The Scepter of Judah, Shiloh and the Messiah


The text of Genesis 49:10, "The scepter shall not depart from Judah, nor the ruler's staff from between his feet, until Shiloh comes; and to him shall be the obedience of peoples," appears to say that a Jewish sovereign authority will end, following the coming of the Messiah.  Let us read about the Scepter of Judah, Shiloh and the Messiah. 

Since the termination of Jewish self-government occurred in 70 C.E. does this imply that the Messiah came prior to this time?

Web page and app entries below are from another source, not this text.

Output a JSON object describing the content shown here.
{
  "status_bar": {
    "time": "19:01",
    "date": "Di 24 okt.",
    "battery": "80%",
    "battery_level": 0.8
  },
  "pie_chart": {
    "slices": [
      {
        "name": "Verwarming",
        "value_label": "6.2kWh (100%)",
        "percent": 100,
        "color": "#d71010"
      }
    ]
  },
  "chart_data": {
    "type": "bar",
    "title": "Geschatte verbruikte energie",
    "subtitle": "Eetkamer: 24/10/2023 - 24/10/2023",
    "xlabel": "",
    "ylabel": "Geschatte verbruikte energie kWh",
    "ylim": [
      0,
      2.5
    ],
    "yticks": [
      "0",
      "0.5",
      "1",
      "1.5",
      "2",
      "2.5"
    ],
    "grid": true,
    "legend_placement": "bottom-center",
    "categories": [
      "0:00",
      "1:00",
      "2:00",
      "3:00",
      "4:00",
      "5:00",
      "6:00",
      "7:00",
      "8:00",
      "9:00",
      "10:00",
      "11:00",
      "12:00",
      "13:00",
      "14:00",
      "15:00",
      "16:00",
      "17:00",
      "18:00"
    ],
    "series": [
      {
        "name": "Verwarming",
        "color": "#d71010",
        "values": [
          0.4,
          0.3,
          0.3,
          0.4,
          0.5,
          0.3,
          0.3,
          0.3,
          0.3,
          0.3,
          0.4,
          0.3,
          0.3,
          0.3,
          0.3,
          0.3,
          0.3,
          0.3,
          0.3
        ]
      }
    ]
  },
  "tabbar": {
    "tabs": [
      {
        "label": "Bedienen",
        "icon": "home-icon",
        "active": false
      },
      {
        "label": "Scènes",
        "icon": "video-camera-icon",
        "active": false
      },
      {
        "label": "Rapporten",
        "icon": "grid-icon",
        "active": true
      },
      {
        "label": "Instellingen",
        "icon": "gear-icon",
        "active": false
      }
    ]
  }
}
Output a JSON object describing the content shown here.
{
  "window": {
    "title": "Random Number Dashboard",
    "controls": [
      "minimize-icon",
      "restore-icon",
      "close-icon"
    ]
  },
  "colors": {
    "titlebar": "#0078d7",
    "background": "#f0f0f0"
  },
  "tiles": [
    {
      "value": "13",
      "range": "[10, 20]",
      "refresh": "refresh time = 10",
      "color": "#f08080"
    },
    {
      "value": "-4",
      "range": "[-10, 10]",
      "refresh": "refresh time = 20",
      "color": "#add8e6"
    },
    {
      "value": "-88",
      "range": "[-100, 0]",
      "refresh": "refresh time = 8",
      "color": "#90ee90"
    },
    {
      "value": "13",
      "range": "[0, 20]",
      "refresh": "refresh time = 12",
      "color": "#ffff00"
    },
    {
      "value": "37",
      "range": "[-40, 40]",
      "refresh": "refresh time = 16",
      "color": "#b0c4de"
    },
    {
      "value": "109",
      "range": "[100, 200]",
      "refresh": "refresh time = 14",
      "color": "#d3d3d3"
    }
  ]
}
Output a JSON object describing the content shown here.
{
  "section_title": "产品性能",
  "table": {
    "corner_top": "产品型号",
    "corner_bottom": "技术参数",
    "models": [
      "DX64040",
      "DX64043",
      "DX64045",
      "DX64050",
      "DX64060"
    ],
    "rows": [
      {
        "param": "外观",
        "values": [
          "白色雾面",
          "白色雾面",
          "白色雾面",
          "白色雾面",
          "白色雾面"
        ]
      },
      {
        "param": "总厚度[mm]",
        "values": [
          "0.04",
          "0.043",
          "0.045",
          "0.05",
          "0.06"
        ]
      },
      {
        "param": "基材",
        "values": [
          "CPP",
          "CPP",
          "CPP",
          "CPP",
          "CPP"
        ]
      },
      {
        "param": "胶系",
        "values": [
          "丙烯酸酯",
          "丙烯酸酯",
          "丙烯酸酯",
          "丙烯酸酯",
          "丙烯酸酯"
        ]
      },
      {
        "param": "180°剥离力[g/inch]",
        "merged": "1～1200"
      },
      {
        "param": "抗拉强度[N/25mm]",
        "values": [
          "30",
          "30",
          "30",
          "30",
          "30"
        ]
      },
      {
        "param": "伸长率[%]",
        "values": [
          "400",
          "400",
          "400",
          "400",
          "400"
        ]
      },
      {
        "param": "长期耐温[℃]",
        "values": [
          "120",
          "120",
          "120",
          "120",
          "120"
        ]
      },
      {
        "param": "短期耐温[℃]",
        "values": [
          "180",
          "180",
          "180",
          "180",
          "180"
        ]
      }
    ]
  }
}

Answer: Christians often use this verse as a prooftext for their messianic claims. But if this text is taken to mean that the scepter shall not depart from Judah until the Messiah comes, as the Christians assert, we are faced with an insoluble historical inaccuracy. The last king from the tribe of Judah, Zedekiah, was taken captive about 586 B.C.E. Following the return to Zion from the Babylonian exile, the Jews were continually subject to foreign domination--Persian, Greek, Roman--with only a brief interlude of independence during the Maccabean period (165 B.C.E. to 63 B.C.E.), whose rulers were members of the tribe of Levi. Thus, there was a period of some six hundred years, prior to the birth of Jesus, during which the scepter of leadership had departed from the tribe of Judah.

In view of this incontrovertible fact, we are compelled to interpret the verse under discussion somewhat differently from the reinterpretation imposed upon it by Christian theology. What is meant by the phrase "the scepter shall not depart" is that the right to the scepter of leadership shall always remain within the tribe of Judah, regardless of who is actually exercising authority over Israel at any given time. What is meant by the phrase "until Shiloh comes" is not that at this time the scepter of leadership will depart from Judah, but, on the contrary, from that time on, the scepter will remain in actuality within the tribe of Judah.

The adverb 'ad ("until") is used in a similar sense in a number of instances; for example: "For I will not leave you until I have done that which I have spoken to you" (Genesis 28:15), and "No man shall be able to stand before you until you have destroyed them" (Deuteronomy 7:24).

Did God leave Jacob after doing all that He promised him? Were the enemies of Israel who were killed able to stand after they were destroyed?

Even after the Messiah comes the scepter will still belong to Judah. The right to the scepter will never depart from Judah until the Messiah comes, at which time his scepter will be wielded over all nations (Isaiah 11); up to that time it was wielded over Israel alone. That this Messiah is not Jesus can best be seen from the investigation of the various messianic claims made by Christians on his behalf. As for Genesis 49:10, there is nothing in it to suggest that it applies to Jesus.

© Gerald Sigal